An advice column about sexuality, gender, dating and overall queerness
By Mollie Whuppie /// Staff Writer
“My friend recently told me that he’s trans. He seemed annoyed when I asked him if he’d gotten surgery yet. What did I do wrong? What should I say if a situation like this comes up in the future?”
– Confused Cis Person
Dear Confused Cis Person,
As Laverne Cox, star of Orange Is the New Black, once put it, “The preoccupation with transition and surgery objectifies trans people. And then we don’t get to really deal with the real, lived experiences.” I totally agree with her. Asking a trans person if they’ve had “the surgery” yet is kind of like asking a cis man if he’s circumcised or not. It’s a really personal topic and not something you need to know. It also reinforces the notion that all trans people need (and have access to) surgery. For many people, financial or medical constraints prevent them from getting surgery. Other people simply aren’t interested in surgery. Keep in mind, too, that there are many surgeries, and having had surgery doesn’t guarantee that a person has had the one you’re thinking of.
Regarding what to do in the future, I suggest trying to let the person who is disclosing guide the discussion. Remember that disclosure is a very trusting decision, so don’t derail the conversation by making it about anything other than what they want to share.
When asking questions to someone who just told you they’re transgender or queer, a good rule of thumb is to keep in mind two things: First, do you need to know the answer; Second, would you want someone to ask you that? That’s why I think that pragmatic questions like “What name and pronoun do you want me to use for you?” or “What do you want me to do if I hear someone misgender you?” are usually preferred over questions about hormones and surgery. Some people might want to talk about their medical transitions, but you shouldn’t assume that they do—or even are undergoing any. Additionally, just because someone is out to you about being trans does not mean that they are the spokesperson for all trans people.
One super important point that I cannot emphasize enough is that just because someone told you that they’re trans (or queer) does not mean that they want everybody to know.
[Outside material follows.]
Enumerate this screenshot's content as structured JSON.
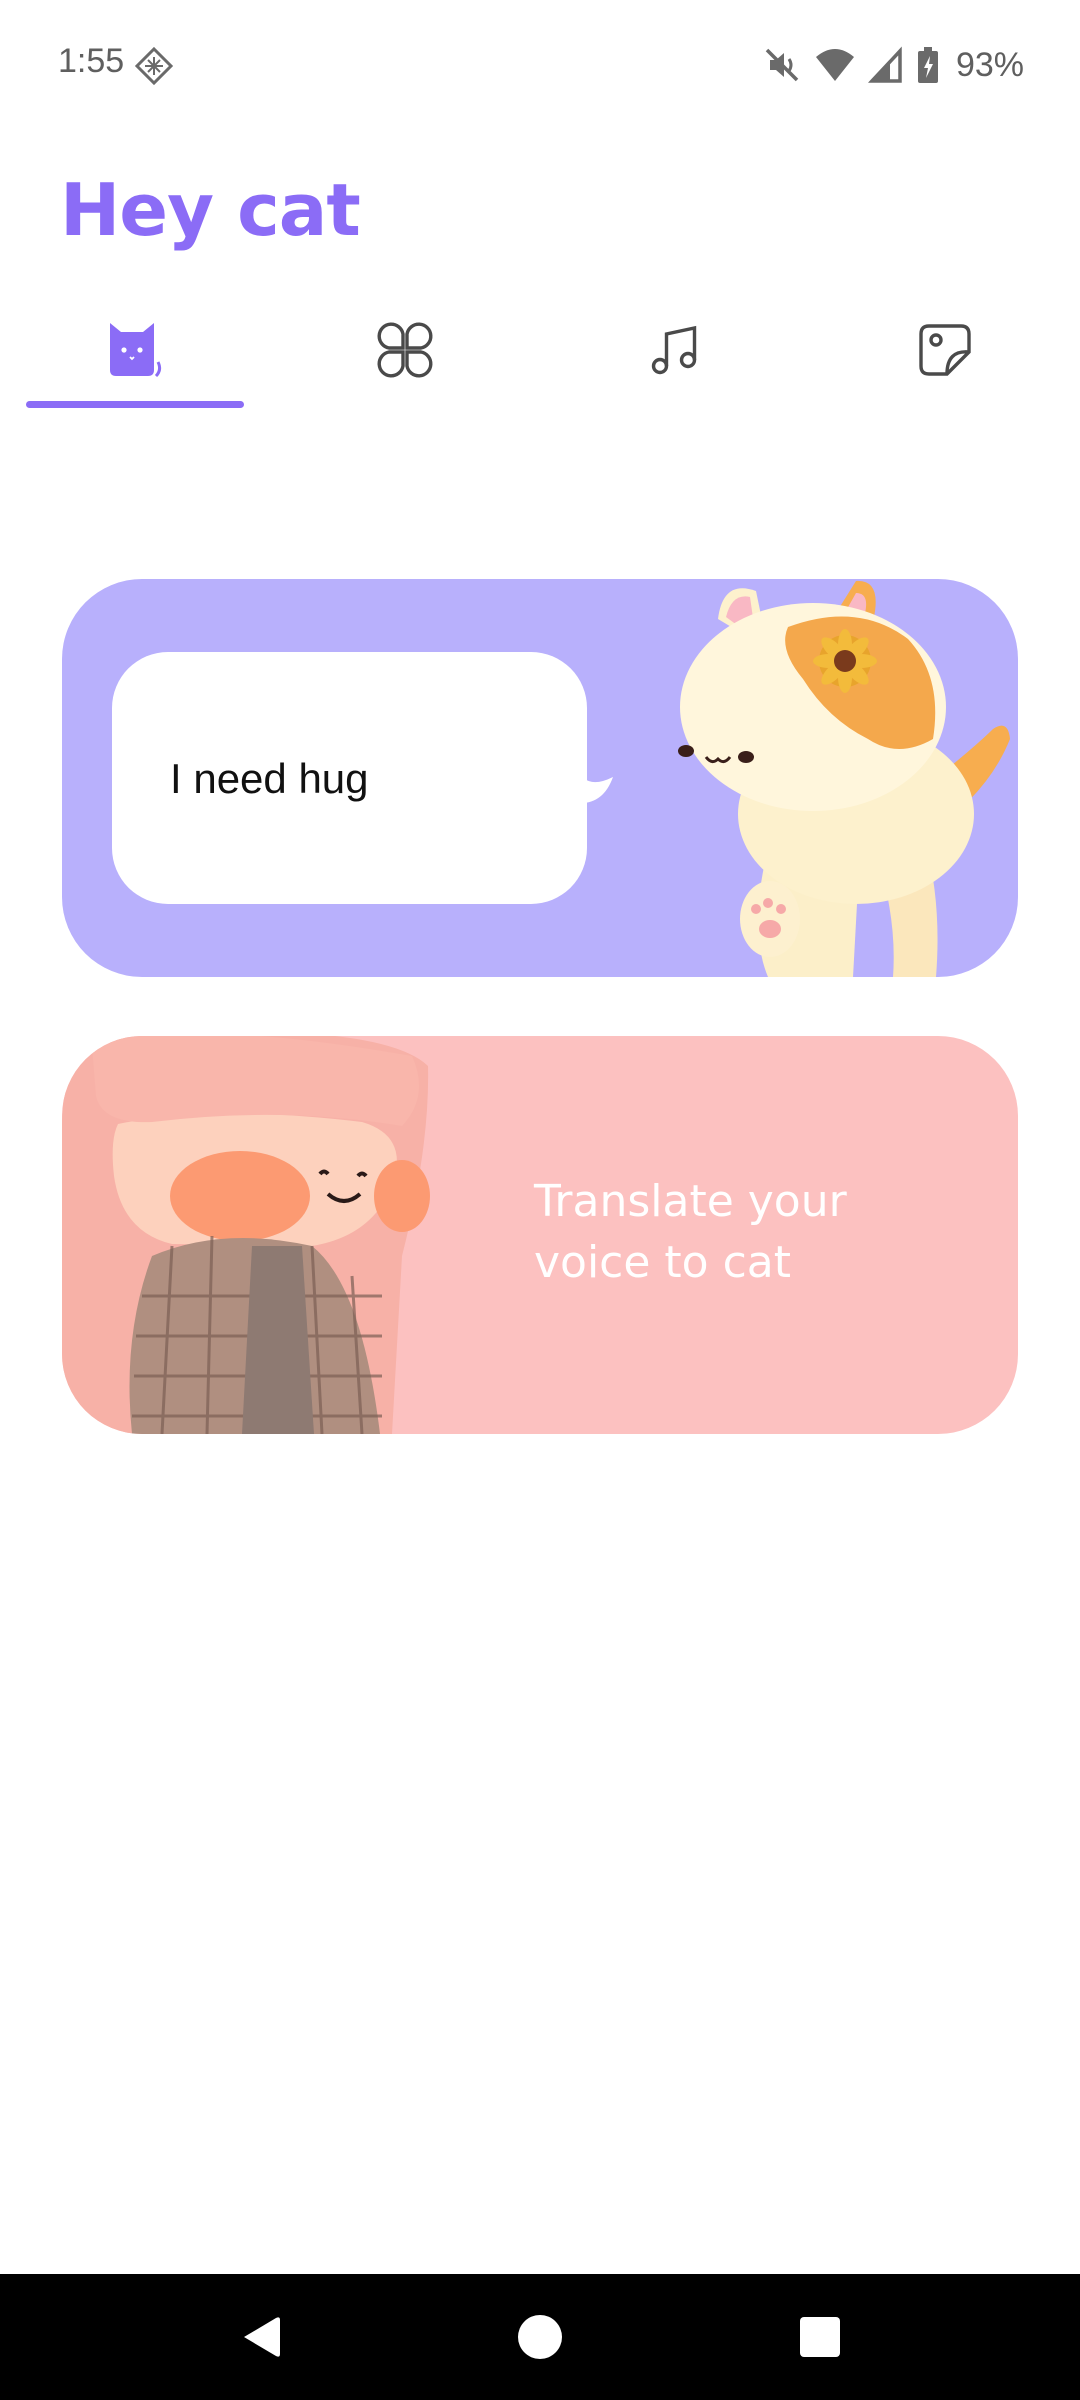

Outing a trans person is very inconsiderate, and could easily have a lot of unintended consequences. If they’re not out to their family, they could be kicked out and cut off. If they’re not out to other people, they could—at a minimum—be embarrassed. If word gets to their employer, they could lose their job, especially if they don’t live in a state that bans employment discrimination. There’s a huge threat of violence to trans people, and outing them in some sort of public setting puts them even more at risk. The moral of the story is: don’t do it. If someone trusts you enough to reveal a part of their identity to you, it’s your duty to make yourself worthy of their trust by respecting their privacy.
Mollie Whuppie & Friends